### What is required
Without including any pictures, return the records below exactly as written.

### Materials provided
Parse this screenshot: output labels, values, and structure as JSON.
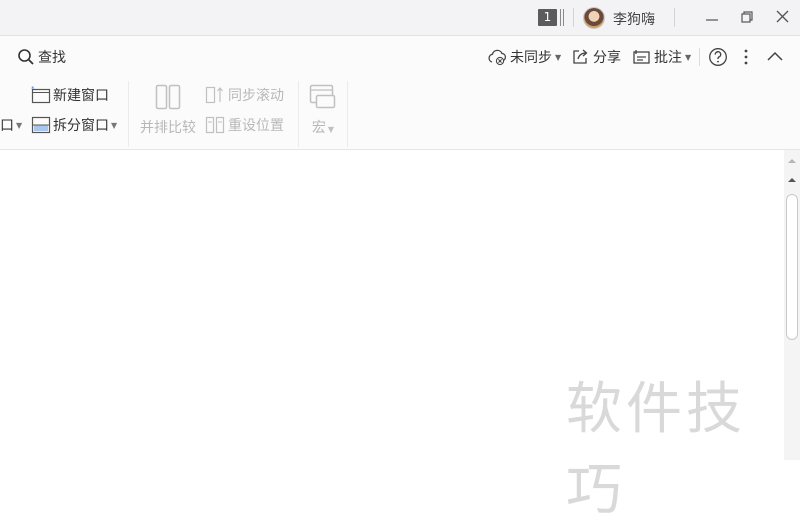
{
  "titlebar": {
    "badge": "1",
    "username": "李狗嗨",
    "icons": [
      "layout-bars-icon",
      "minimize-icon",
      "restore-icon",
      "close-icon"
    ]
  },
  "toolbar": {
    "search_label": "查找",
    "sync_label": "未同步",
    "share_label": "分享",
    "annotate_label": "批注",
    "icons": [
      "search-icon",
      "cloud-sync-icon",
      "share-icon",
      "annotate-icon",
      "help-icon",
      "more-icon",
      "collapse-icon"
    ]
  },
  "ribbon": {
    "partial_left": "口",
    "new_window": "新建窗口",
    "split_window": "拆分窗口",
    "side_by_side": "并排比较",
    "sync_scroll": "同步滚动",
    "reset_position": "重设位置",
    "macro": "宏"
  },
  "watermark": "软件技巧",
  "colors": {
    "titlebar_bg": "#f3f3f5",
    "toolbar_bg": "#fbfbfb",
    "disabled_text": "#b8b8b8"
  }
}
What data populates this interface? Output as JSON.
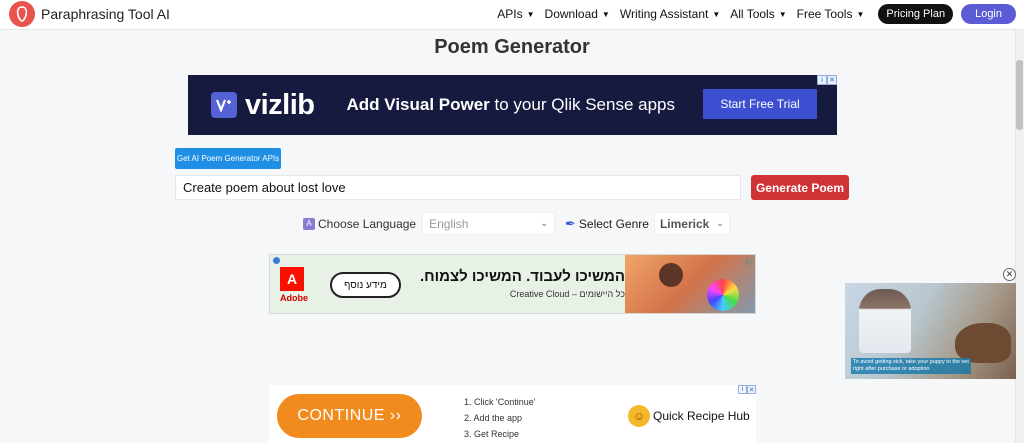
{
  "app": {
    "name": "Paraphrasing Tool AI"
  },
  "nav": {
    "items": [
      {
        "label": "APIs"
      },
      {
        "label": "Download"
      },
      {
        "label": "Writing Assistant"
      },
      {
        "label": "All Tools"
      },
      {
        "label": "Free Tools"
      }
    ],
    "caret": "▼",
    "pricing_label": "Pricing Plan",
    "login_label": "Login"
  },
  "page": {
    "title": "Poem Generator"
  },
  "ad_top": {
    "brand": "vizlib",
    "tagline_bold": "Add Visual Power",
    "tagline_rest": " to your Qlik Sense apps",
    "cta": "Start Free Trial"
  },
  "api_button": "Get AI Poem Generator APIs",
  "prompt": {
    "value": "Create poem about  lost love"
  },
  "generate_label": "Generate Poem",
  "language": {
    "label": "Choose Language",
    "selected": "English"
  },
  "genre": {
    "label": "Select Genre",
    "selected": "Limerick"
  },
  "ad_middle": {
    "brand": "Adobe",
    "pill": "מידע נוסף",
    "headline": "המשיכו לעבוד. המשיכו לצמוח.",
    "subline": "כל היישומים – Creative Cloud"
  },
  "video_ad": {
    "caption": "To avoid getting sick, take your puppy to the vet right after purchase or adoption"
  },
  "ad_bottom": {
    "continue_label": "CONTINUE ››",
    "steps": [
      "1. Click 'Continue'",
      "2. Add the app",
      "3. Get Recipe"
    ],
    "brand": "Quick Recipe Hub"
  },
  "colors": {
    "accent": "#5b5bd6",
    "generate": "#d03335",
    "api_button": "#1f8fe6",
    "ad_top_bg": "#171a3f"
  },
  "icons": [
    "logo-icon",
    "caret-down-icon",
    "language-icon",
    "quill-icon",
    "chevron-down-icon",
    "close-icon",
    "adchoices-icon"
  ]
}
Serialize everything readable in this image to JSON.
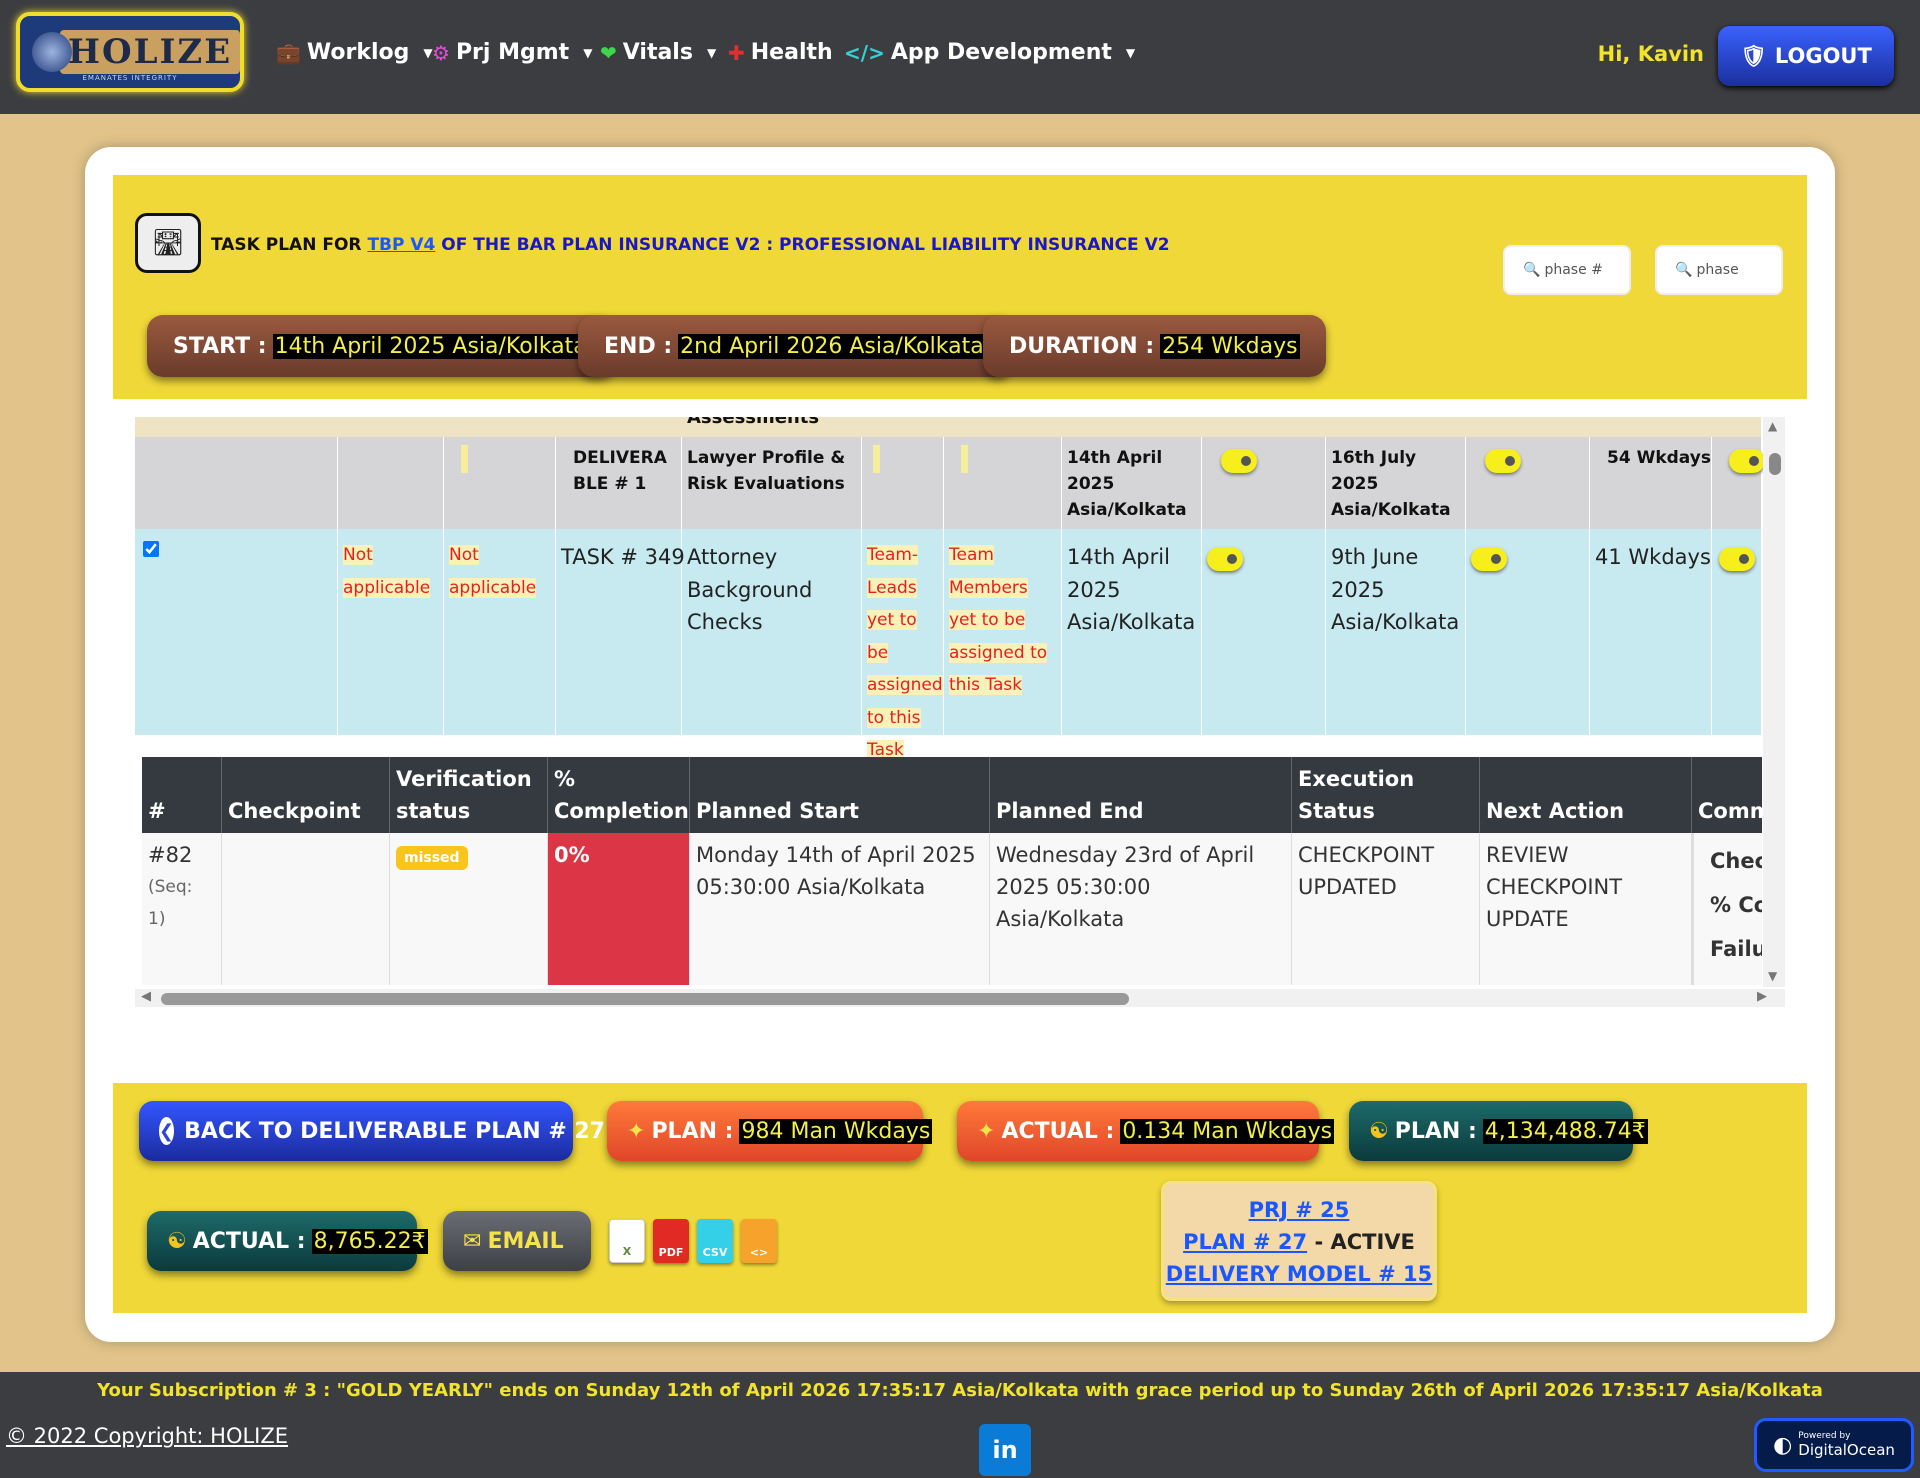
{
  "nav": {
    "logo_text": "HOLIZE",
    "logo_tagline": "EMANATES INTEGRITY",
    "items": [
      {
        "label": "Worklog",
        "icon": "briefcase-icon",
        "dropdown": true
      },
      {
        "label": "Prj Mgmt",
        "icon": "sitemap-icon",
        "dropdown": true
      },
      {
        "label": "Vitals",
        "icon": "heartbeat-icon",
        "dropdown": true
      },
      {
        "label": "Health",
        "icon": "first-aid-icon",
        "dropdown": false
      },
      {
        "label": "App Development",
        "icon": "code-icon",
        "dropdown": true
      }
    ],
    "greeting": "Hi, Kavin",
    "logout_label": "LOGOUT"
  },
  "header": {
    "title_prefix": "TASK PLAN FOR",
    "title_link": "TBP V4",
    "title_suffix": "OF THE BAR PLAN INSURANCE V2 : PROFESSIONAL LIABILITY INSURANCE V2",
    "search_phase_num_placeholder": "phase #",
    "search_phase_placeholder": "phase",
    "start_label": "START :",
    "start_value": "14th April 2025 Asia/Kolkata",
    "end_label": "END :",
    "end_value": "2nd April 2026 Asia/Kolkata",
    "duration_label": "DURATION :",
    "duration_value": "254 Wkdays"
  },
  "task_grid": {
    "strip_text": "Assessments",
    "deliverable_row": {
      "deliverable": "DELIVERABLE # 1",
      "name": "Lawyer Profile & Risk Evaluations",
      "start": "14th April 2025 Asia/Kolkata",
      "end": "16th July 2025 Asia/Kolkata",
      "duration": "54 Wkdays"
    },
    "task_row": {
      "checked": true,
      "col1": "Not applicable",
      "col2": "Not applicable",
      "task": "TASK # 349",
      "name": "Attorney Background Checks",
      "leads": "Team-Leads yet to be assigned to this Task",
      "members": "Team Members yet to be assigned to this Task",
      "start": "14th April 2025 Asia/Kolkata",
      "end": "9th June 2025 Asia/Kolkata",
      "duration": "41 Wkdays"
    }
  },
  "checkpoint_table": {
    "headers": [
      "#",
      "Checkpoint",
      "Verification status",
      "% Completion",
      "Planned Start",
      "Planned End",
      "Execution Status",
      "Next Action",
      "Comm"
    ],
    "row": {
      "num": "#82",
      "seq": "(Seq: 1)",
      "checkpoint": "",
      "verification": "missed",
      "completion": "0%",
      "planned_start": "Monday 14th of April 2025 05:30:00 Asia/Kolkata",
      "planned_end": "Wednesday 23rd of April 2025 05:30:00 Asia/Kolkata",
      "execution_status": "CHECKPOINT UPDATED",
      "next_action": "REVIEW CHECKPOINT UPDATE",
      "comments": [
        "Check",
        "% Cor",
        "Failur"
      ]
    }
  },
  "footer": {
    "back_label": "BACK TO DELIVERABLE PLAN # 27",
    "plan_effort_label": "PLAN :",
    "plan_effort_value": "984 Man Wkdays",
    "actual_effort_label": "ACTUAL :",
    "actual_effort_value": "0.134 Man Wkdays",
    "plan_cost_label": "PLAN :",
    "plan_cost_value": "4,134,488.74₹",
    "actual_cost_label": "ACTUAL :",
    "actual_cost_value": "8,765.22₹",
    "email_label": "EMAIL",
    "export_icons": [
      "excel-icon",
      "pdf-icon",
      "csv-icon",
      "code-file-icon"
    ],
    "prj_link": "PRJ # 25",
    "plan_link": "PLAN # 27",
    "plan_status": "- ACTIVE",
    "delivery_link": "DELIVERY MODEL # 15"
  },
  "bottom_bar": {
    "subscription": "Your Subscription # 3 : \"GOLD YEARLY\" ends on Sunday 12th of April 2026 17:35:17 Asia/Kolkata with grace period up to Sunday 26th of April 2026 17:35:17 Asia/Kolkata",
    "copyright": "© 2022 Copyright: HOLIZE",
    "linkedin": "in",
    "do_powered": "Powered by",
    "do_name": "DigitalOcean"
  },
  "colors": {
    "navbar": "#3c3d41",
    "accent_yellow": "#f0d838",
    "page_bg": "#e2c48a",
    "completion_red": "#dc3545",
    "missed_badge": "#f8c51c"
  }
}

### Result of the task
Parse this screenshot: output labels, values, and structure as JSON.
{
  "titlebar": {
    "badge": "1",
    "username": "李狗嗨",
    "icons": [
      "layout-bars-icon",
      "minimize-icon",
      "restore-icon",
      "close-icon"
    ]
  },
  "toolbar": {
    "search_label": "查找",
    "sync_label": "未同步",
    "share_label": "分享",
    "annotate_label": "批注",
    "icons": [
      "search-icon",
      "cloud-sync-icon",
      "share-icon",
      "annotate-icon",
      "help-icon",
      "more-icon",
      "collapse-icon"
    ]
  },
  "ribbon": {
    "partial_left": "口",
    "new_window": "新建窗口",
    "split_window": "拆分窗口",
    "side_by_side": "并排比较",
    "sync_scroll": "同步滚动",
    "reset_position": "重设位置",
    "macro": "宏"
  },
  "watermark": "软件技巧",
  "colors": {
    "titlebar_bg": "#f3f3f5",
    "toolbar_bg": "#fbfbfb",
    "disabled_text": "#b8b8b8"
  }
}
What data populates this interface? Output as JSON.
{
  "app": {
    "name": "Paraphrasing Tool AI"
  },
  "nav": {
    "items": [
      {
        "label": "APIs"
      },
      {
        "label": "Download"
      },
      {
        "label": "Writing Assistant"
      },
      {
        "label": "All Tools"
      },
      {
        "label": "Free Tools"
      }
    ],
    "caret": "▼",
    "pricing_label": "Pricing Plan",
    "login_label": "Login"
  },
  "page": {
    "title": "Poem Generator"
  },
  "ad_top": {
    "brand": "vizlib",
    "tagline_bold": "Add Visual Power",
    "tagline_rest": " to your Qlik Sense apps",
    "cta": "Start Free Trial"
  },
  "api_button": "Get AI Poem Generator APIs",
  "prompt": {
    "value": "Create poem about  lost love"
  },
  "generate_label": "Generate Poem",
  "language": {
    "label": "Choose Language",
    "selected": "English"
  },
  "genre": {
    "label": "Select Genre",
    "selected": "Limerick"
  },
  "ad_middle": {
    "brand": "Adobe",
    "pill": "מידע נוסף",
    "headline": "המשיכו לעבוד. המשיכו לצמוח.",
    "subline": "כל היישומים – Creative Cloud"
  },
  "video_ad": {
    "caption": "To avoid getting sick, take your puppy to the vet right after purchase or adoption"
  },
  "ad_bottom": {
    "continue_label": "CONTINUE ››",
    "steps": [
      "1. Click 'Continue'",
      "2. Add the app",
      "3. Get Recipe"
    ],
    "brand": "Quick Recipe Hub"
  },
  "colors": {
    "accent": "#5b5bd6",
    "generate": "#d03335",
    "api_button": "#1f8fe6",
    "ad_top_bg": "#171a3f"
  },
  "icons": [
    "logo-icon",
    "caret-down-icon",
    "language-icon",
    "quill-icon",
    "chevron-down-icon",
    "close-icon",
    "adchoices-icon"
  ]
}
Serialize everything readable in this image to JSON.
{
  "nav": {
    "logo_text": "HOLIZE",
    "logo_tagline": "EMANATES INTEGRITY",
    "items": [
      {
        "label": "Worklog",
        "icon": "briefcase-icon",
        "dropdown": true
      },
      {
        "label": "Prj Mgmt",
        "icon": "sitemap-icon",
        "dropdown": true
      },
      {
        "label": "Vitals",
        "icon": "heartbeat-icon",
        "dropdown": true
      },
      {
        "label": "Health",
        "icon": "first-aid-icon",
        "dropdown": false
      },
      {
        "label": "App Development",
        "icon": "code-icon",
        "dropdown": true
      }
    ],
    "greeting": "Hi, Kavin",
    "logout_label": "LOGOUT"
  },
  "header": {
    "title_prefix": "TASK PLAN FOR",
    "title_link": "TBP V4",
    "title_suffix": "OF THE BAR PLAN INSURANCE V2 : PROFESSIONAL LIABILITY INSURANCE V2",
    "search_phase_num_placeholder": "phase #",
    "search_phase_placeholder": "phase",
    "start_label": "START :",
    "start_value": "14th April 2025 Asia/Kolkata",
    "end_label": "END :",
    "end_value": "2nd April 2026 Asia/Kolkata",
    "duration_label": "DURATION :",
    "duration_value": "254 Wkdays"
  },
  "task_grid": {
    "strip_text": "Assessments",
    "deliverable_row": {
      "deliverable": "DELIVERABLE # 1",
      "name": "Lawyer Profile & Risk Evaluations",
      "start": "14th April 2025 Asia/Kolkata",
      "end": "16th July 2025 Asia/Kolkata",
      "duration": "54 Wkdays"
    },
    "task_row": {
      "checked": true,
      "col1": "Not applicable",
      "col2": "Not applicable",
      "task": "TASK # 349",
      "name": "Attorney Background Checks",
      "leads": "Team-Leads yet to be assigned to this Task",
      "members": "Team Members yet to be assigned to this Task",
      "start": "14th April 2025 Asia/Kolkata",
      "end": "9th June 2025 Asia/Kolkata",
      "duration": "41 Wkdays"
    }
  },
  "checkpoint_table": {
    "headers": [
      "#",
      "Checkpoint",
      "Verification status",
      "% Completion",
      "Planned Start",
      "Planned End",
      "Execution Status",
      "Next Action",
      "Comm"
    ],
    "row": {
      "num": "#82",
      "seq": "(Seq: 1)",
      "checkpoint": "",
      "verification": "missed",
      "completion": "0%",
      "planned_start": "Monday 14th of April 2025 05:30:00 Asia/Kolkata",
      "planned_end": "Wednesday 23rd of April 2025 05:30:00 Asia/Kolkata",
      "execution_status": "CHECKPOINT UPDATED",
      "next_action": "REVIEW CHECKPOINT UPDATE",
      "comments": [
        "Check",
        "% Cor",
        "Failur"
      ]
    }
  },
  "footer": {
    "back_label": "BACK TO DELIVERABLE PLAN # 27",
    "plan_effort_label": "PLAN :",
    "plan_effort_value": "984 Man Wkdays",
    "actual_effort_label": "ACTUAL :",
    "actual_effort_value": "0.134 Man Wkdays",
    "plan_cost_label": "PLAN :",
    "plan_cost_value": "4,134,488.74₹",
    "actual_cost_label": "ACTUAL :",
    "actual_cost_value": "8,765.22₹",
    "email_label": "EMAIL",
    "export_icons": [
      "excel-icon",
      "pdf-icon",
      "csv-icon",
      "code-file-icon"
    ],
    "prj_link": "PRJ # 25",
    "plan_link": "PLAN # 27",
    "plan_status": "- ACTIVE",
    "delivery_link": "DELIVERY MODEL # 15"
  },
  "bottom_bar": {
    "subscription": "Your Subscription # 3 : \"GOLD YEARLY\" ends on Sunday 12th of April 2026 17:35:17 Asia/Kolkata with grace period up to Sunday 26th of April 2026 17:35:17 Asia/Kolkata",
    "copyright": "© 2022 Copyright: HOLIZE",
    "linkedin": "in",
    "do_powered": "Powered by",
    "do_name": "DigitalOcean"
  },
  "colors": {
    "navbar": "#3c3d41",
    "accent_yellow": "#f0d838",
    "page_bg": "#e2c48a",
    "completion_red": "#dc3545",
    "missed_badge": "#f8c51c"
  }
}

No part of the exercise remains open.